• **Exercise**
Filter the records below down to lines containing "Logistics".

• **Entries from a dataset of interfaces**
----------
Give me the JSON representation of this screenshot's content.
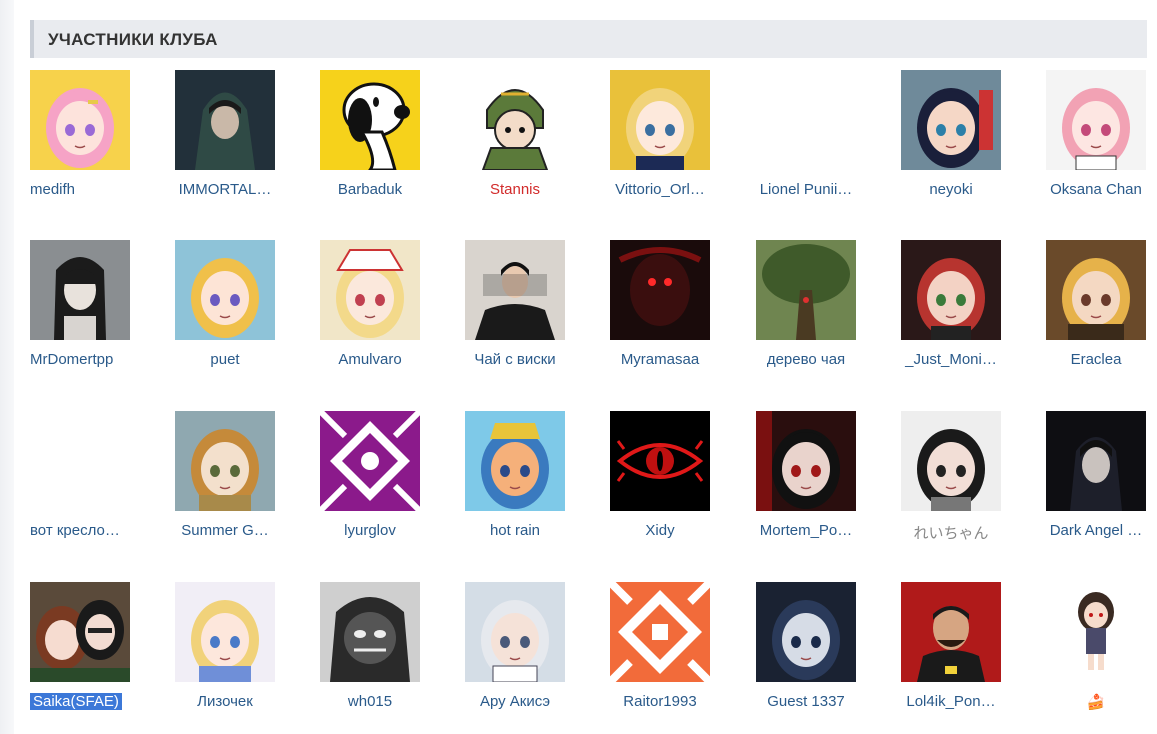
{
  "club": {
    "title": "УЧАСТНИКИ КЛУБА"
  },
  "members": [
    {
      "name": "medifh",
      "avatar": "pink-hair-anime-girl"
    },
    {
      "name": "IMMORTAL…",
      "avatar": "hooded-figure"
    },
    {
      "name": "Barbaduk",
      "avatar": "snoopy-dog"
    },
    {
      "name": "Stannis",
      "avatar": "helmeted-soldier",
      "color": "#d22b2b"
    },
    {
      "name": "Vittorio_Orl…",
      "avatar": "blonde-anime-girl"
    },
    {
      "name": "Lionel Punii…",
      "avatar": "none"
    },
    {
      "name": "neyoki",
      "avatar": "dark-hair-anime-girl"
    },
    {
      "name": "Oksana Chan",
      "avatar": "pink-maid-girl"
    },
    {
      "name": "MrDomertpp",
      "avatar": "long-hair-ink-man"
    },
    {
      "name": "puet",
      "avatar": "blonde-anime-girl-2"
    },
    {
      "name": "Amulvaro",
      "avatar": "blonde-hat-girl"
    },
    {
      "name": "Чай с виски",
      "avatar": "suited-man"
    },
    {
      "name": "Myramasaa",
      "avatar": "red-eyed-dark"
    },
    {
      "name": "дерево чая",
      "avatar": "old-tree"
    },
    {
      "name": "_Just_Moni…",
      "avatar": "red-hair-girl"
    },
    {
      "name": "Eraclea",
      "avatar": "blonde-warrior"
    },
    {
      "name": "вот кресло…",
      "avatar": "none"
    },
    {
      "name": "Summer G…",
      "avatar": "brown-hair-boy"
    },
    {
      "name": "lyurglov",
      "avatar": "purple-identicon"
    },
    {
      "name": "hot rain",
      "avatar": "cartoon-kid"
    },
    {
      "name": "Xidy",
      "avatar": "red-eye-symbol"
    },
    {
      "name": "Mortem_Po…",
      "avatar": "dark-red-girl"
    },
    {
      "name": "れいちゃん",
      "avatar": "long-black-hair-girl",
      "color": "#888888"
    },
    {
      "name": "Dark Angel …",
      "avatar": "dark-portrait"
    },
    {
      "name": "Saika(SFAE)",
      "avatar": "two-anime-girls",
      "selected": true
    },
    {
      "name": "Лизочек",
      "avatar": "alice-anime-girl"
    },
    {
      "name": "wh015",
      "avatar": "monochrome-monster"
    },
    {
      "name": "Ару Акисэ",
      "avatar": "white-hair-anime-boy"
    },
    {
      "name": "Raitor1993",
      "avatar": "orange-identicon"
    },
    {
      "name": "Guest 1337",
      "avatar": "dark-blue-portrait"
    },
    {
      "name": "Lol4ik_Pon…",
      "avatar": "esports-player"
    },
    {
      "name": "🍰",
      "avatar": "chibi-girl"
    }
  ]
}
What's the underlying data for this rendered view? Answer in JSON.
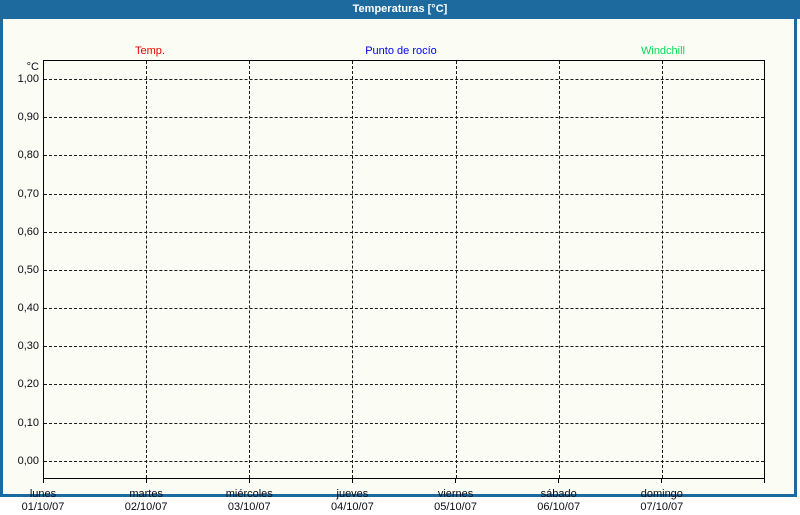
{
  "window": {
    "title": "Temperaturas [°C]"
  },
  "theme": {
    "titlebar_bg": "#1d6a9e",
    "frame_color": "#1d6a9e",
    "content_bg": "#fbfdf5",
    "axis_text_color": "#0a0a14"
  },
  "legend": [
    {
      "label": "Temp.",
      "color": "#ee0000"
    },
    {
      "label": "Punto de rocío",
      "color": "#0000ee"
    },
    {
      "label": "Windchill",
      "color": "#00dd55"
    }
  ],
  "chart_data": {
    "type": "line",
    "title": "Temperaturas [°C]",
    "ylabel": "°C",
    "xlabel": "",
    "ylim": [
      0.0,
      1.0
    ],
    "y_tick_step": 0.1,
    "y_ticks_top_to_bottom": [
      "1,00",
      "0,90",
      "0,80",
      "0,70",
      "0,60",
      "0,50",
      "0,40",
      "0,30",
      "0,20",
      "0,10",
      "0,00"
    ],
    "grid": true,
    "legend_position": "top",
    "days": [
      {
        "name": "lunes",
        "date": "01/10/07"
      },
      {
        "name": "martes",
        "date": "02/10/07"
      },
      {
        "name": "miércoles",
        "date": "03/10/07"
      },
      {
        "name": "jueves",
        "date": "04/10/07"
      },
      {
        "name": "viernes",
        "date": "05/10/07"
      },
      {
        "name": "sábado",
        "date": "06/10/07"
      },
      {
        "name": "domingo",
        "date": "07/10/07"
      }
    ],
    "series": [
      {
        "name": "Temp.",
        "color": "#ee0000",
        "values": []
      },
      {
        "name": "Punto de rocío",
        "color": "#0000ee",
        "values": []
      },
      {
        "name": "Windchill",
        "color": "#00dd55",
        "values": []
      }
    ],
    "note": "empty plot - no data points drawn"
  }
}
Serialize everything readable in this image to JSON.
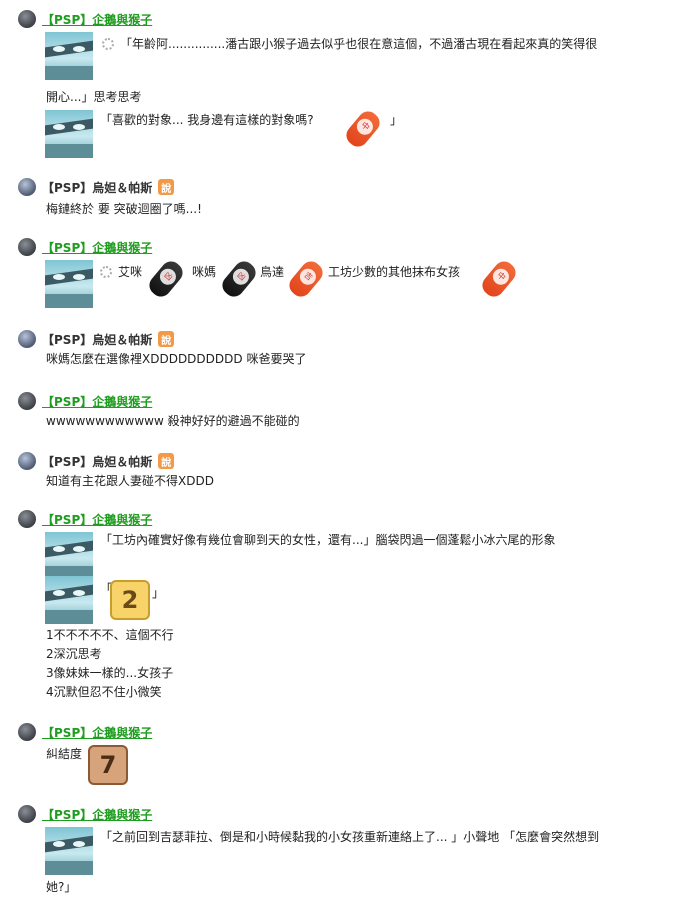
{
  "posts": [
    {
      "name": "【PSP】企鵝與猴子",
      "lines": [
        "「年齡阿...............潘古跟小猴子過去似乎也很在意這個，不過潘古現在看起來真的笑得很",
        "開心...」思考思考",
        "「喜歡的對象... 我身邊有這樣的對象嗎?",
        "」"
      ]
    },
    {
      "name": "【PSP】烏妲＆帕斯",
      "say": "說",
      "lines": [
        "梅鏈終於 要 突破迴圈了嗎...!"
      ]
    },
    {
      "name": "【PSP】企鵝與猴子",
      "segments": [
        "艾咪",
        "咪媽",
        "鳥達",
        "工坊少數的其他抹布女孩"
      ]
    },
    {
      "name": "【PSP】烏妲＆帕斯",
      "say": "說",
      "lines": [
        "咪媽怎麼在選像裡XDDDDDDDDDD 咪爸要哭了"
      ]
    },
    {
      "name": "【PSP】企鵝與猴子",
      "lines": [
        "wwwwwwwwwwww 殺神好好的避過不能碰的"
      ]
    },
    {
      "name": "【PSP】烏妲＆帕斯",
      "say": "說",
      "lines": [
        "知道有主花跟人妻碰不得XDDD"
      ]
    },
    {
      "name": "【PSP】企鵝與猴子",
      "lines": [
        "「工坊內確實好像有幾位會聊到天的女性，還有...」腦袋閃過一個蓬鬆小冰六尾的形象",
        "「",
        "」",
        "1不不不不不、這個不行",
        "2深沉思考",
        "3像妹妹一樣的...女孩子",
        "4沉默但忍不住小微笑"
      ],
      "number": "2"
    },
    {
      "name": "【PSP】企鵝與猴子",
      "lines": [
        "糾結度"
      ],
      "number": "7"
    },
    {
      "name": "【PSP】企鵝與猴子",
      "lines": [
        "「之前回到吉瑟菲拉、倒是和小時候黏我的小女孩重新連絡上了... 」小聲地 「怎麼會突然想到",
        "她?」"
      ]
    }
  ],
  "pill_tags": {
    "orange": "吉",
    "dark": "凶",
    "mid": "中"
  },
  "colors": {
    "green_name": "#1f9d1f",
    "say_badge": "#f29a4a"
  }
}
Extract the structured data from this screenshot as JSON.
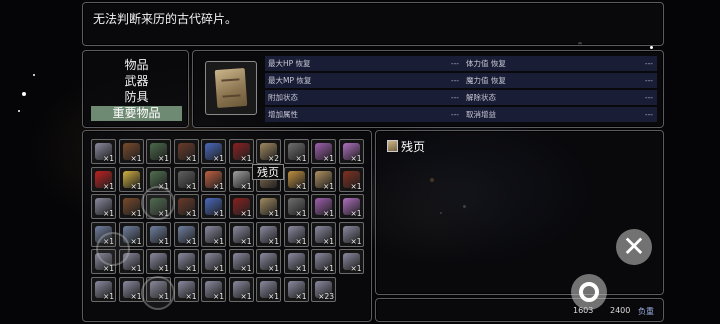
{
  "description": {
    "text": "无法判断来历的古代碎片。"
  },
  "categories": [
    {
      "label": "物品",
      "selected": false
    },
    {
      "label": "武器",
      "selected": false
    },
    {
      "label": "防具",
      "selected": false
    },
    {
      "label": "重要物品",
      "selected": true
    }
  ],
  "stats": [
    {
      "label": "最大HP 恢复",
      "value": "---"
    },
    {
      "label": "体力值 恢复",
      "value": "---"
    },
    {
      "label": "最大MP 恢复",
      "value": "---"
    },
    {
      "label": "魔力值 恢复",
      "value": "---"
    },
    {
      "label": "附加状态",
      "value": "---"
    },
    {
      "label": "解除状态",
      "value": "---"
    },
    {
      "label": "增加属性",
      "value": "---"
    },
    {
      "label": "取消增益",
      "value": "---"
    }
  ],
  "tooltip": {
    "text": "残页"
  },
  "detail": {
    "name": "残页"
  },
  "weight": {
    "current": "1603",
    "max": "2400",
    "label": "负重"
  },
  "inventory": [
    [
      "×1",
      "×1",
      "×1",
      "×1",
      "×1",
      "×1",
      "×2",
      "×1",
      "×1",
      "×1"
    ],
    [
      "×1",
      "×1",
      "×1",
      "×1",
      "×1",
      "×1",
      "",
      "×1",
      "×1",
      "×1"
    ],
    [
      "×1",
      "×1",
      "×1",
      "×1",
      "×1",
      "×1",
      "×1",
      "×1",
      "×1",
      "×1"
    ],
    [
      "×1",
      "×1",
      "×1",
      "×1",
      "×1",
      "×1",
      "×1",
      "×1",
      "×1",
      "×1"
    ],
    [
      "×1",
      "×1",
      "×1",
      "×1",
      "×1",
      "×1",
      "×1",
      "×1",
      "×1",
      "×1"
    ],
    [
      "×1",
      "×1",
      "×1",
      "×1",
      "×1",
      "×1",
      "×1",
      "×1",
      "×23",
      ""
    ]
  ],
  "colors": {
    "selected_category": "#6f8a73",
    "stat_row": "#28305a",
    "weight_label": "#9fb4e8"
  },
  "icons": {
    "close": "close-icon",
    "confirm": "circle-confirm-icon",
    "item": "scroll-page-icon"
  }
}
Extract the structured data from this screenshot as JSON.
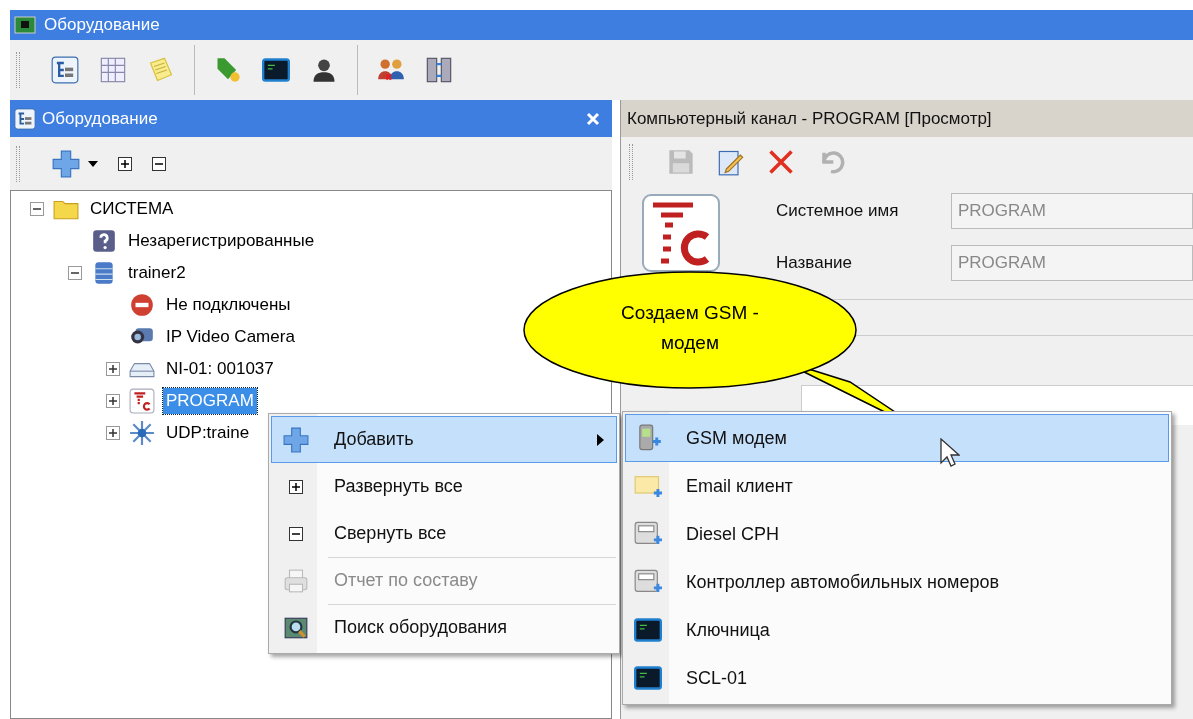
{
  "window": {
    "title": "Оборудование"
  },
  "main_toolbar": [
    {
      "kind": "tree"
    },
    {
      "kind": "grid"
    },
    {
      "kind": "notes"
    },
    {
      "kind": "separator"
    },
    {
      "kind": "tag"
    },
    {
      "kind": "terminal"
    },
    {
      "kind": "person"
    },
    {
      "kind": "separator"
    },
    {
      "kind": "users"
    },
    {
      "kind": "sync"
    }
  ],
  "left_panel": {
    "title": "Оборудование",
    "toolbar": [
      {
        "kind": "add"
      },
      {
        "kind": "expand"
      },
      {
        "kind": "collapse"
      }
    ],
    "tree": [
      {
        "label": "СИСТЕМА",
        "kind": "folder",
        "expanded": true,
        "selected": false,
        "children": [
          {
            "label": "Незарегистрированные",
            "kind": "unknown",
            "selected": false
          },
          {
            "label": "trainer2",
            "kind": "server",
            "expanded": true,
            "selected": false,
            "children": [
              {
                "label": "Не подключены",
                "kind": "blocked",
                "selected": false
              },
              {
                "label": "IP Video Camera",
                "kind": "camera",
                "selected": false
              },
              {
                "label": "NI-01: 001037",
                "kind": "device",
                "expanded": false,
                "selected": false
              },
              {
                "label": "PROGRAM",
                "kind": "program",
                "expanded": false,
                "selected": true
              },
              {
                "label": "UDP:traine",
                "kind": "network",
                "expanded": false,
                "selected": false
              }
            ]
          }
        ]
      }
    ]
  },
  "right_panel": {
    "title": "Компьютерный канал - PROGRAM [Просмотр]",
    "toolbar": [
      {
        "kind": "save",
        "disabled": true
      },
      {
        "kind": "edit",
        "disabled": false
      },
      {
        "kind": "delete",
        "disabled": false
      },
      {
        "kind": "undo",
        "disabled": true
      }
    ],
    "fields": [
      {
        "label": "Системное имя",
        "value": "PROGRAM",
        "disabled": true
      },
      {
        "label": "Название",
        "value": "PROGRAM",
        "disabled": true
      }
    ]
  },
  "context_menu": [
    {
      "label": "Добавить",
      "kind": "add",
      "selected": true,
      "disabled": false,
      "submenu": true,
      "divider_above": false
    },
    {
      "label": "Развернуть все",
      "kind": "expand",
      "selected": false,
      "disabled": false,
      "submenu": false,
      "divider_above": false
    },
    {
      "label": "Свернуть все",
      "kind": "collapse",
      "selected": false,
      "disabled": false,
      "submenu": false,
      "divider_above": false
    },
    {
      "label": "Отчет по составу",
      "kind": "report",
      "selected": false,
      "disabled": true,
      "submenu": false,
      "divider_above": true
    },
    {
      "label": "Поиск оборудования",
      "kind": "search",
      "selected": false,
      "disabled": false,
      "submenu": false,
      "divider_above": true
    }
  ],
  "submenu": [
    {
      "label": "GSM модем",
      "kind": "phone",
      "selected": true
    },
    {
      "label": "Email клиент",
      "kind": "mail",
      "selected": false
    },
    {
      "label": "Diesel CPH",
      "kind": "display",
      "selected": false
    },
    {
      "label": "Контроллер автомобильных номеров",
      "kind": "display",
      "selected": false
    },
    {
      "label": "Ключница",
      "kind": "terminal",
      "selected": false
    },
    {
      "label": "SCL-01",
      "kind": "terminal",
      "selected": false
    }
  ],
  "callout": {
    "text": "Создаем GSM -\nмодем"
  }
}
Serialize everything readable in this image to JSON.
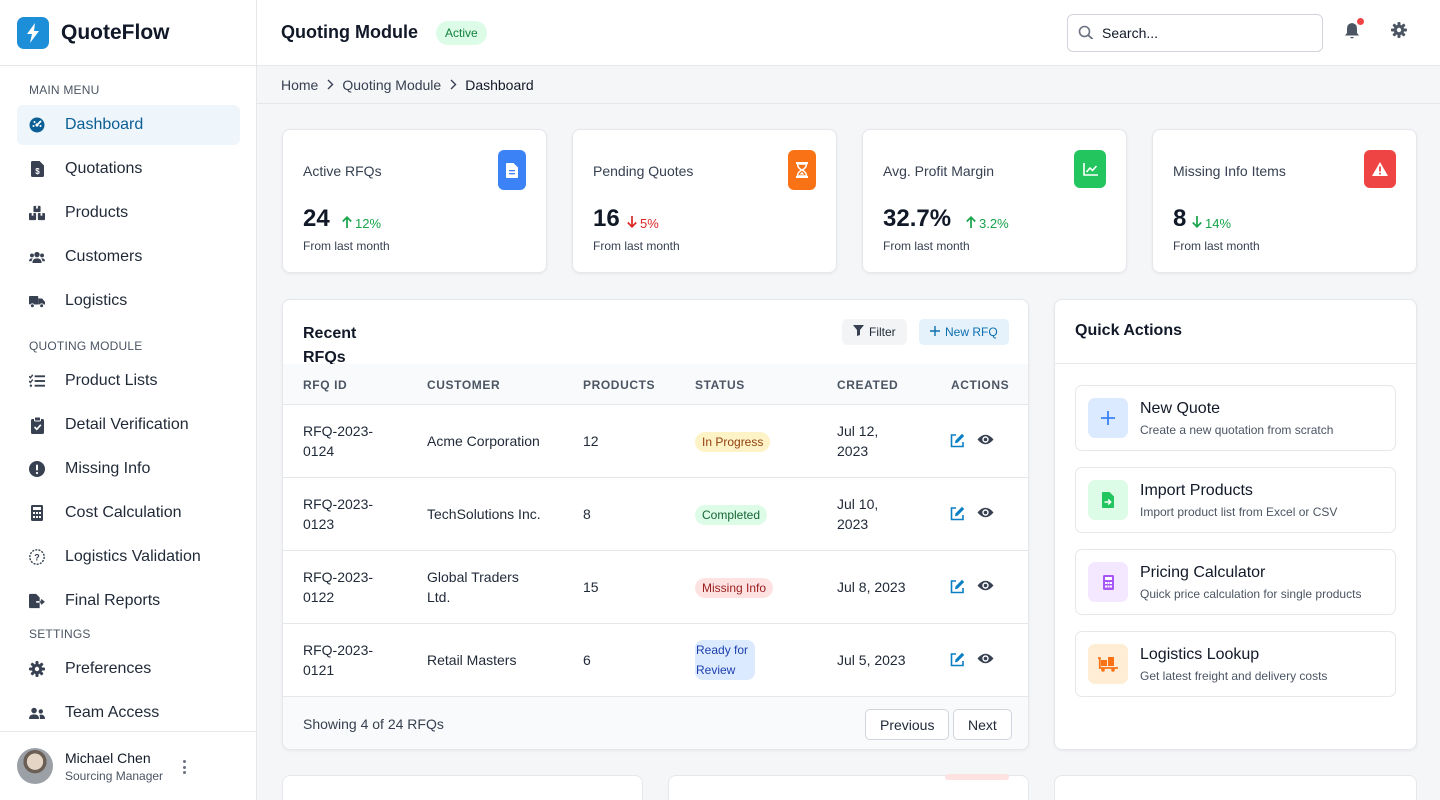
{
  "app": {
    "name": "QuoteFlow"
  },
  "sidebar": {
    "sections": [
      {
        "title": "MAIN MENU"
      },
      {
        "title": "QUOTING MODULE"
      },
      {
        "title": "SETTINGS"
      }
    ],
    "items": [
      {
        "label": "Dashboard",
        "icon": "dashboard-gauge-icon"
      },
      {
        "label": "Quotations",
        "icon": "file-invoice-icon"
      },
      {
        "label": "Products",
        "icon": "boxes-icon"
      },
      {
        "label": "Customers",
        "icon": "users-icon"
      },
      {
        "label": "Logistics",
        "icon": "truck-icon"
      },
      {
        "label": "Product Lists",
        "icon": "list-check-icon"
      },
      {
        "label": "Detail Verification",
        "icon": "clipboard-check-icon"
      },
      {
        "label": "Missing Info",
        "icon": "exclamation-circle-icon"
      },
      {
        "label": "Cost Calculation",
        "icon": "calculator-icon"
      },
      {
        "label": "Logistics Validation",
        "icon": "question-circle-icon"
      },
      {
        "label": "Final Reports",
        "icon": "file-export-icon"
      },
      {
        "label": "Preferences",
        "icon": "gear-icon"
      },
      {
        "label": "Team Access",
        "icon": "users-cog-icon"
      }
    ],
    "active_item": "Dashboard",
    "user": {
      "name": "Michael Chen",
      "role": "Sourcing Manager"
    }
  },
  "header": {
    "title": "Quoting Module",
    "status": "Active",
    "search": {
      "placeholder": "Search...",
      "value": ""
    }
  },
  "breadcrumb": [
    "Home",
    "Quoting Module",
    "Dashboard"
  ],
  "stats": [
    {
      "label": "Active RFQs",
      "value": "24",
      "delta": "12%",
      "direction": "up",
      "sub": "From last month",
      "icon": "document-icon",
      "color": "#3b82f6"
    },
    {
      "label": "Pending Quotes",
      "value": "16",
      "delta": "5%",
      "direction": "down",
      "sub": "From last month",
      "icon": "hourglass-icon",
      "color": "#f97316"
    },
    {
      "label": "Avg. Profit Margin",
      "value": "32.7%",
      "delta": "3.2%",
      "direction": "up",
      "sub": "From last month",
      "icon": "line-chart-icon",
      "color": "#22c55e"
    },
    {
      "label": "Missing Info Items",
      "value": "8",
      "delta": "14%",
      "direction": "down",
      "sub": "From last month",
      "icon": "warning-triangle-icon",
      "color": "#ef4444"
    }
  ],
  "rfq_table": {
    "title": "Recent RFQs",
    "filter_label": "Filter",
    "new_label": "New RFQ",
    "columns": [
      "RFQ ID",
      "CUSTOMER",
      "PRODUCTS",
      "STATUS",
      "CREATED",
      "ACTIONS"
    ],
    "rows": [
      {
        "id_l1": "RFQ-2023-",
        "id_l2": "0124",
        "customer_l1": "Acme Corporation",
        "customer_l2": "",
        "products": "12",
        "status": "In Progress",
        "status_key": "in-progress",
        "created_l1": "Jul 12,",
        "created_l2": "2023"
      },
      {
        "id_l1": "RFQ-2023-",
        "id_l2": "0123",
        "customer_l1": "TechSolutions Inc.",
        "customer_l2": "",
        "products": "8",
        "status": "Completed",
        "status_key": "completed",
        "created_l1": "Jul 10,",
        "created_l2": "2023"
      },
      {
        "id_l1": "RFQ-2023-",
        "id_l2": "0122",
        "customer_l1": "Global Traders",
        "customer_l2": "Ltd.",
        "products": "15",
        "status": "Missing Info",
        "status_key": "missing",
        "created_l1": "Jul 8, 2023",
        "created_l2": ""
      },
      {
        "id_l1": "RFQ-2023-",
        "id_l2": "0121",
        "customer_l1": "Retail Masters",
        "customer_l2": "",
        "products": "6",
        "status": "Ready for Review",
        "status_key": "review",
        "created_l1": "Jul 5, 2023",
        "created_l2": ""
      }
    ],
    "footer_text": "Showing 4 of 24 RFQs",
    "prev_label": "Previous",
    "next_label": "Next"
  },
  "quick_actions": {
    "title": "Quick Actions",
    "items": [
      {
        "title": "New Quote",
        "desc": "Create a new quotation from scratch",
        "icon": "plus-icon",
        "color": "#3b82f6"
      },
      {
        "title": "Import Products",
        "desc": "Import product list from Excel or CSV",
        "icon": "file-import-icon",
        "color": "#22c55e"
      },
      {
        "title": "Pricing Calculator",
        "desc": "Quick price calculation for single products",
        "icon": "calculator-icon",
        "color": "#a855f7"
      },
      {
        "title": "Logistics Lookup",
        "desc": "Get latest freight and delivery costs",
        "icon": "truck-loading-icon",
        "color": "#f97316"
      }
    ]
  }
}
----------
• **Answer section**
        "label": "Logistics",
        "label": "Logistics Validation",
        "title": "Logistics Lookup",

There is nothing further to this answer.